**HOW TO COMPLETE THIS TASK**
Scan the entries for lines with the word "kind", then copy those lines.

(Component data from apps and pages)
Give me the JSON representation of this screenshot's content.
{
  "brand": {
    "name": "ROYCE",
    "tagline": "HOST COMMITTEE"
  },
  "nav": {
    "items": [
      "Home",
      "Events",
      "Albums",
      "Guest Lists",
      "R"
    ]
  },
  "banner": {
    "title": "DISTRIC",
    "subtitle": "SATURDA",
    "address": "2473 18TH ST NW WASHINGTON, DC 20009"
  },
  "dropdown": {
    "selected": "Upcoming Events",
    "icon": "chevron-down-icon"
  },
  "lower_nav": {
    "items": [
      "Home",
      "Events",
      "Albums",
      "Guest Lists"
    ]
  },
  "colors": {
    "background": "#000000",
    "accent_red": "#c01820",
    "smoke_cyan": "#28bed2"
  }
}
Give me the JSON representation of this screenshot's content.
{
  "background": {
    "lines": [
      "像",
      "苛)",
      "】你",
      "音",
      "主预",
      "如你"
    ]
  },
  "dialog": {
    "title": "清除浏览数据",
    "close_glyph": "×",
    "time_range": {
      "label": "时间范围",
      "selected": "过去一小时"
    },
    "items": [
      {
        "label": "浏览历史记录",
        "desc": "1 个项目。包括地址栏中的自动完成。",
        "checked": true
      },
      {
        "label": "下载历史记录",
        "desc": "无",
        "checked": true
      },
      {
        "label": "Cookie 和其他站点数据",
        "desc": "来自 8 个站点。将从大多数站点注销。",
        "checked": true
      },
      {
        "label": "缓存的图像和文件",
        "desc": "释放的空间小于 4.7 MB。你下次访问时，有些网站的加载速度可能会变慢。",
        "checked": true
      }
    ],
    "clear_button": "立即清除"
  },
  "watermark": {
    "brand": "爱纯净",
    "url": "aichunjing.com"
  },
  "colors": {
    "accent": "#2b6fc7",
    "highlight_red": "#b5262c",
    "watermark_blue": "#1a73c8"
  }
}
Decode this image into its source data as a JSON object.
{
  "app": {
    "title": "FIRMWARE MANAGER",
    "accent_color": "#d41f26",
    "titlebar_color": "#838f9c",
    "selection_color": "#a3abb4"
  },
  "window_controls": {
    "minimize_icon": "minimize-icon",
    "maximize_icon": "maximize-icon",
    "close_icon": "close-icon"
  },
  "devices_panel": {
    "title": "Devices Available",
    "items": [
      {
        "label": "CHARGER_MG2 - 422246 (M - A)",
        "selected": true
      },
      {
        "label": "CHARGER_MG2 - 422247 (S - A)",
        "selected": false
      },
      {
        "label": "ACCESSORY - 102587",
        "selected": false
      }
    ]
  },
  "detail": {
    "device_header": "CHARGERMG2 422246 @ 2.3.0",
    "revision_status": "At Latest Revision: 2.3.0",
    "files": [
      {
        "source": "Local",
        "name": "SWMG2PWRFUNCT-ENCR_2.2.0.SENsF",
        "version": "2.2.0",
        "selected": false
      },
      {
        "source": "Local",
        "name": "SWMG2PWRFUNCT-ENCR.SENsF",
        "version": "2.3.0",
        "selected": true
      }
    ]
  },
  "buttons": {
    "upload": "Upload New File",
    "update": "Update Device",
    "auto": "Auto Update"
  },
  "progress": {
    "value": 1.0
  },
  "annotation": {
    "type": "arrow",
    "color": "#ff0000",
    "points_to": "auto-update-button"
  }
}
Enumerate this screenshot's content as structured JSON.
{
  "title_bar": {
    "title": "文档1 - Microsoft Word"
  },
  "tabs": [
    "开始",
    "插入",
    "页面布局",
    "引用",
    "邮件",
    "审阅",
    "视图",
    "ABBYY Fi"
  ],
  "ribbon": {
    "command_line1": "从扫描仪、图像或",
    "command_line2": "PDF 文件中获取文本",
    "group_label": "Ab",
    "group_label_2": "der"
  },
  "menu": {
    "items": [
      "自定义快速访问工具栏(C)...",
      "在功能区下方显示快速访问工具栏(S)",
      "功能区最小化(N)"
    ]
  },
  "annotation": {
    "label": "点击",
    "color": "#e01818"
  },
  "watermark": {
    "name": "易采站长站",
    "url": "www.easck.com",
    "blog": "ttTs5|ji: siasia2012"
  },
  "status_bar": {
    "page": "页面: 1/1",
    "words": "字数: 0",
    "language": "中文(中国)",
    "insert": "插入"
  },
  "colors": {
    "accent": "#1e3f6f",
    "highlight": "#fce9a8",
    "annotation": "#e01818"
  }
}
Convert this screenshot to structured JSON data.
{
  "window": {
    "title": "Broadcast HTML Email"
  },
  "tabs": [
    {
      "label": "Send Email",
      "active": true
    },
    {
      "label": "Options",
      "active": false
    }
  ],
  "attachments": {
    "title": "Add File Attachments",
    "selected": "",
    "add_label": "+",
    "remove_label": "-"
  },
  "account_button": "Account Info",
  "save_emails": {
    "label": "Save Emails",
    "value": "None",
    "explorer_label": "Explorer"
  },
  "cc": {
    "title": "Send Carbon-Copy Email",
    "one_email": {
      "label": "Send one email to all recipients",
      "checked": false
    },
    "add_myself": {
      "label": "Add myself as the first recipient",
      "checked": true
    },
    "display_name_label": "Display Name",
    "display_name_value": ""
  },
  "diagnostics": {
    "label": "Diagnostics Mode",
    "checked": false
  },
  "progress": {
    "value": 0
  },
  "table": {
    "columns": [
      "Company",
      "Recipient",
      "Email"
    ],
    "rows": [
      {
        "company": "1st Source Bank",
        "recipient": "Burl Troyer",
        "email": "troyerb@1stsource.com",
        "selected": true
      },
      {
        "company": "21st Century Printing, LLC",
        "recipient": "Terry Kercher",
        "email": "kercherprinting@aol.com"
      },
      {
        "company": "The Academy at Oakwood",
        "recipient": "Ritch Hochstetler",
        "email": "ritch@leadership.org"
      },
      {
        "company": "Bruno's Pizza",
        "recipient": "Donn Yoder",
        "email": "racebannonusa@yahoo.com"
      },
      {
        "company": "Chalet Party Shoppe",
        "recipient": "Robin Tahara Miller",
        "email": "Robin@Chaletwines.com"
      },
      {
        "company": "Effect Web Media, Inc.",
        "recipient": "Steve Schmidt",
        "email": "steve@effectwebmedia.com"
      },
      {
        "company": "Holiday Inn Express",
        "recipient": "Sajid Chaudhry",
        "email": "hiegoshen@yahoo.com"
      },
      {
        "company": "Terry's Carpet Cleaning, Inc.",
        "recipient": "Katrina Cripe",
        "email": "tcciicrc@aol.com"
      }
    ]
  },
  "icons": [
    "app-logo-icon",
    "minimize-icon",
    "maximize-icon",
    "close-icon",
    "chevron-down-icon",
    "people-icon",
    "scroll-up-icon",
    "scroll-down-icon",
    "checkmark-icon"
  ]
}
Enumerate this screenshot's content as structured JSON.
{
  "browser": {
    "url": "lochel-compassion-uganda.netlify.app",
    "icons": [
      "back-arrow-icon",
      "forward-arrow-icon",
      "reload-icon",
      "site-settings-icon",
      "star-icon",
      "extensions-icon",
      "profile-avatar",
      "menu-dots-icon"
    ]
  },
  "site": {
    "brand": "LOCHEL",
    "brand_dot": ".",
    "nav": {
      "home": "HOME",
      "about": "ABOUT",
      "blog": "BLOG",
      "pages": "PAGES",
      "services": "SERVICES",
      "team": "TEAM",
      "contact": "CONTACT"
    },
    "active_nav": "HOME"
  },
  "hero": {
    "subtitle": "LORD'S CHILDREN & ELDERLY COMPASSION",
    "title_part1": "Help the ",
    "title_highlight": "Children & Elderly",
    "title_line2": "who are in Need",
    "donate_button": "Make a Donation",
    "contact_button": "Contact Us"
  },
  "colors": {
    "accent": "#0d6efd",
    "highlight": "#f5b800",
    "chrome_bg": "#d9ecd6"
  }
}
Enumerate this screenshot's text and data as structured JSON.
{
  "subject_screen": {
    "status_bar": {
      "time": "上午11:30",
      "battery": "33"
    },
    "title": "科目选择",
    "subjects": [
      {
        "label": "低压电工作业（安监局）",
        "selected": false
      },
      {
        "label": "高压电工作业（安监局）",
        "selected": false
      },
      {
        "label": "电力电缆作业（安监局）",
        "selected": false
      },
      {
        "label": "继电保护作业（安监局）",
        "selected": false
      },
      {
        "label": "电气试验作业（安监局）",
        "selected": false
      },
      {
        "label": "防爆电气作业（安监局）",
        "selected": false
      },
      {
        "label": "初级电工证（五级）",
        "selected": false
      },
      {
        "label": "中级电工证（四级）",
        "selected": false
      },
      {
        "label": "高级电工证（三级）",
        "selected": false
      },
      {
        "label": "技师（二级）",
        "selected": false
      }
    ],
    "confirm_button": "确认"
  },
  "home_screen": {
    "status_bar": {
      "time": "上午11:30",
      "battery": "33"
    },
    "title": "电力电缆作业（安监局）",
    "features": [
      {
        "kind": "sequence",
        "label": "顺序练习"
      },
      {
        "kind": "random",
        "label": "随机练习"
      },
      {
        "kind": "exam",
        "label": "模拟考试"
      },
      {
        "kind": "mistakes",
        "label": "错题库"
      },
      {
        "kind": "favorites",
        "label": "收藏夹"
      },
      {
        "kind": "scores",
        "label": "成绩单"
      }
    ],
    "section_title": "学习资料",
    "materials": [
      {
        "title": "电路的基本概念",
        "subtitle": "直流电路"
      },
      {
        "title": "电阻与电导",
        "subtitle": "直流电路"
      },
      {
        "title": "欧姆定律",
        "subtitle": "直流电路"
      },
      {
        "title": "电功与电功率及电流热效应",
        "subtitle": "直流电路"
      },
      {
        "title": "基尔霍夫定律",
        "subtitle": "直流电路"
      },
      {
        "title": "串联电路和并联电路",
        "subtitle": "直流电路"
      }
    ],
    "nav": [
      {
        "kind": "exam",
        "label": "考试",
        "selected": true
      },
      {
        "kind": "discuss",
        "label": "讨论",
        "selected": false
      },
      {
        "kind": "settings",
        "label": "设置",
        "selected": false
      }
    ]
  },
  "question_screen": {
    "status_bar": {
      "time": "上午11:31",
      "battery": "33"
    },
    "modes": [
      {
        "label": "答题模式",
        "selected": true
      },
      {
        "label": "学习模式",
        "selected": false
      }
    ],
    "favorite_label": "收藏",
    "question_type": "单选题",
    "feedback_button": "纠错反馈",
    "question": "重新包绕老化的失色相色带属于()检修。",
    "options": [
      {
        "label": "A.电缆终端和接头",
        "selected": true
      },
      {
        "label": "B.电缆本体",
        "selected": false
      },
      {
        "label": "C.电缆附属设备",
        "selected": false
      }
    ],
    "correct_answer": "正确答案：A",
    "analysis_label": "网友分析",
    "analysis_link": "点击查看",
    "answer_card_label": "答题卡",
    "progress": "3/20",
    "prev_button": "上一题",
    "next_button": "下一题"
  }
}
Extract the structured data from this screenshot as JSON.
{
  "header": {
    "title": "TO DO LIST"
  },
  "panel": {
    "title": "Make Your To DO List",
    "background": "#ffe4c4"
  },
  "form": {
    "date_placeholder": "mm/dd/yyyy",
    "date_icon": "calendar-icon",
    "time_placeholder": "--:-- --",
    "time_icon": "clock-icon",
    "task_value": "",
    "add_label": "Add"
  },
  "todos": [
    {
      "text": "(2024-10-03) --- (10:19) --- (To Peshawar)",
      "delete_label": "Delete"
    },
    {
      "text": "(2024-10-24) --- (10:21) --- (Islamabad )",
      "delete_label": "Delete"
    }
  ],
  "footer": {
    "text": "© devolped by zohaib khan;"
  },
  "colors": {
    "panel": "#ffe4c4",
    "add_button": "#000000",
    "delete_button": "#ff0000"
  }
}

**YOUR SOLUTION**
        "kind": "sequence",
        "kind": "random",
        "kind": "exam",
        "kind": "mistakes",
        "kind": "favorites",
        "kind": "scores",
        "kind": "exam",
        "kind": "discuss",
        "kind": "settings",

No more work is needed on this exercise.